  • Meeting your peers – I met some great people last week. Friendly, knowledgeable, geeky, willing to share their experiences, willing to listen to mine. I use Twitter quite a lot but it has limitations. The lack of the face to face feedback, the 140 character limit that makes anything more than a passing comment a chore. Sure, there are loads of nice people on there who can help you, but there is no captive audience. Chances are that most of my followers are still asleep on the other side of the pond if I expect an answer before lunch. Facebook is dead to me. The web as a whole offers all the information I could hope for, but sitting down for lunch, or a pint…or a vindaloo perhaps and just talking about ‘stuff’ is so much more sociable and that suits my personality much more and it’s back to the feedback issue…its instantaneous.
  • Inspirational – all of the factors above, crammed in to a single week? It was a real eye opener for me and I came back, despite the very long days, feeling energised, driven to get my CCNP done and move on to bigger and better things, get a plan together for both IPv6 and more global WiFi rollouts within the company and to spread the word as to what is happening in the industry.

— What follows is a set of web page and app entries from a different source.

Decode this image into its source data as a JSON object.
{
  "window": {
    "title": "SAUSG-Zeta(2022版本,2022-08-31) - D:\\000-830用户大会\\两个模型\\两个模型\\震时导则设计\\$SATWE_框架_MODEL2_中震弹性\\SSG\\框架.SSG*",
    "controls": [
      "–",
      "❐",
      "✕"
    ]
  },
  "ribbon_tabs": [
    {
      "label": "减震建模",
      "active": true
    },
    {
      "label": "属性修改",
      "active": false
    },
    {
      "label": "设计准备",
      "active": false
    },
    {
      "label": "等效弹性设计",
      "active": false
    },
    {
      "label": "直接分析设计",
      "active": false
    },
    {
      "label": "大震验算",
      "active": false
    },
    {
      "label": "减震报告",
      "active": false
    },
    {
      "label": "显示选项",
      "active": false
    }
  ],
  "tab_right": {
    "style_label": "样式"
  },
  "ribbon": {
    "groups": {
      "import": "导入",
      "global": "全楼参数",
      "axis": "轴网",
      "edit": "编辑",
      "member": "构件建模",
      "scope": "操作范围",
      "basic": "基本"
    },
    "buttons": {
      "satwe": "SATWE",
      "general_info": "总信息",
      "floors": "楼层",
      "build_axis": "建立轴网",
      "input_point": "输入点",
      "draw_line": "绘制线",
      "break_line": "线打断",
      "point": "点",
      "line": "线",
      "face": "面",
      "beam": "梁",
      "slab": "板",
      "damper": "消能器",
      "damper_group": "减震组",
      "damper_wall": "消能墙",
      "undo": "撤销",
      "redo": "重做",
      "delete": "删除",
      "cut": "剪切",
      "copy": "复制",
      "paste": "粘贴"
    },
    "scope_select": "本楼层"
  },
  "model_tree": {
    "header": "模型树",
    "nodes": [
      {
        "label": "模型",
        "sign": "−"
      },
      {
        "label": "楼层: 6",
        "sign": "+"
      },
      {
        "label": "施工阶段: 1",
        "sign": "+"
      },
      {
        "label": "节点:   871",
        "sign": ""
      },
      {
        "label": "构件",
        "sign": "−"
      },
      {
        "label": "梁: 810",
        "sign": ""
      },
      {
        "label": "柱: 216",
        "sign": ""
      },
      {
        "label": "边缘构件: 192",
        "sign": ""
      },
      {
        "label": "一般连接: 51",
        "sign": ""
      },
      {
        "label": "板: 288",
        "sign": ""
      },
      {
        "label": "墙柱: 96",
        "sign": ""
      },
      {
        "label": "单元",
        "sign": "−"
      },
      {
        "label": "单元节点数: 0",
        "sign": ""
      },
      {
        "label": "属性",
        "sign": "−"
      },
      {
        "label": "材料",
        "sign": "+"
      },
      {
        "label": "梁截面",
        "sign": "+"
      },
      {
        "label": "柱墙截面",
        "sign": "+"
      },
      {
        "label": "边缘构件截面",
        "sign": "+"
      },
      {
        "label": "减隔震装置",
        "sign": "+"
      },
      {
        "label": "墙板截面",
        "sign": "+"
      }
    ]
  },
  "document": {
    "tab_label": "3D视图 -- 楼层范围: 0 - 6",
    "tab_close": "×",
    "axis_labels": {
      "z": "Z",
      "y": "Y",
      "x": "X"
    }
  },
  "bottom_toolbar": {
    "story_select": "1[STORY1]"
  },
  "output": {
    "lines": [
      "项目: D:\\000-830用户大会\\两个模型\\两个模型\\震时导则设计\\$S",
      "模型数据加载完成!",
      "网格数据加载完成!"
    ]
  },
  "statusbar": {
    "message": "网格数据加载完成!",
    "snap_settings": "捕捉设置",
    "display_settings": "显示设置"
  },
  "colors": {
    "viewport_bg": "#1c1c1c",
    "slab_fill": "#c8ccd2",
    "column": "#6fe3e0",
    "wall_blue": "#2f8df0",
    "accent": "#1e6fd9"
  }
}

Perhaps this post will help you decide if you think Cisco Live is worth attending if you haven’t already. Do I think it was a worthwhile event? Surely you know the answer to that from this post alone, let alone the daily updates I posted (you have read them all haven’t you?!!). I’m already asking the question about if my company intends on sending people there next year.

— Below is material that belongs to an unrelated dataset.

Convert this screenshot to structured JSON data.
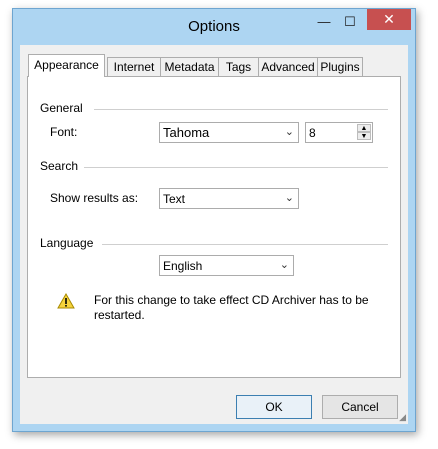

Would I pay £4000 myself for such an event? If I had that kind of money to spend without it stinging, without a doubt. The fact is though that it would sting but let me make a final comparison to put things in perspective. Being a predominantly self-taught person, I’ve been on only a handful of courses in my IT career. These have usually come in at the £1000-£2000 mark, and that is just for the course i.e. only £0-£1000 cheaper than Cisco Live. If I take the extreme case and say would I pay £1000 more for Cisco Live than the best of those IT courses, then I would say there is no question. I absolutely would and I’ll be gutted if I don’t get to attend again next year, and the next, and the next…

Till the next time…

Cisco Live London 2012 coverage

Cisco Live London 2012 starts next week and myself and a colleague of mine have been fortunate enough to be sent there at the expense of our company. There have already been the odd ‘oh, off on a jolly’ comments from some workmates but jealousy and joking aside, next week will be as far from being a jolly as I could imagine.

My schedule can testify to that alone. I have also been allowed to go to a technical seminar on the Monday which runs for 9 hours. Each day thereafter is crammed full of keynote speeches and breakout sessions and the small gaps inbetween will be used to shoehorn as many stall visits as possible to see what is out there. Add in a couple of evening networking events and I imagine I’ll be sleeping for a week afterwards.

I am also hoping to get some blog posts up about my experience so watch this space. Till the next time…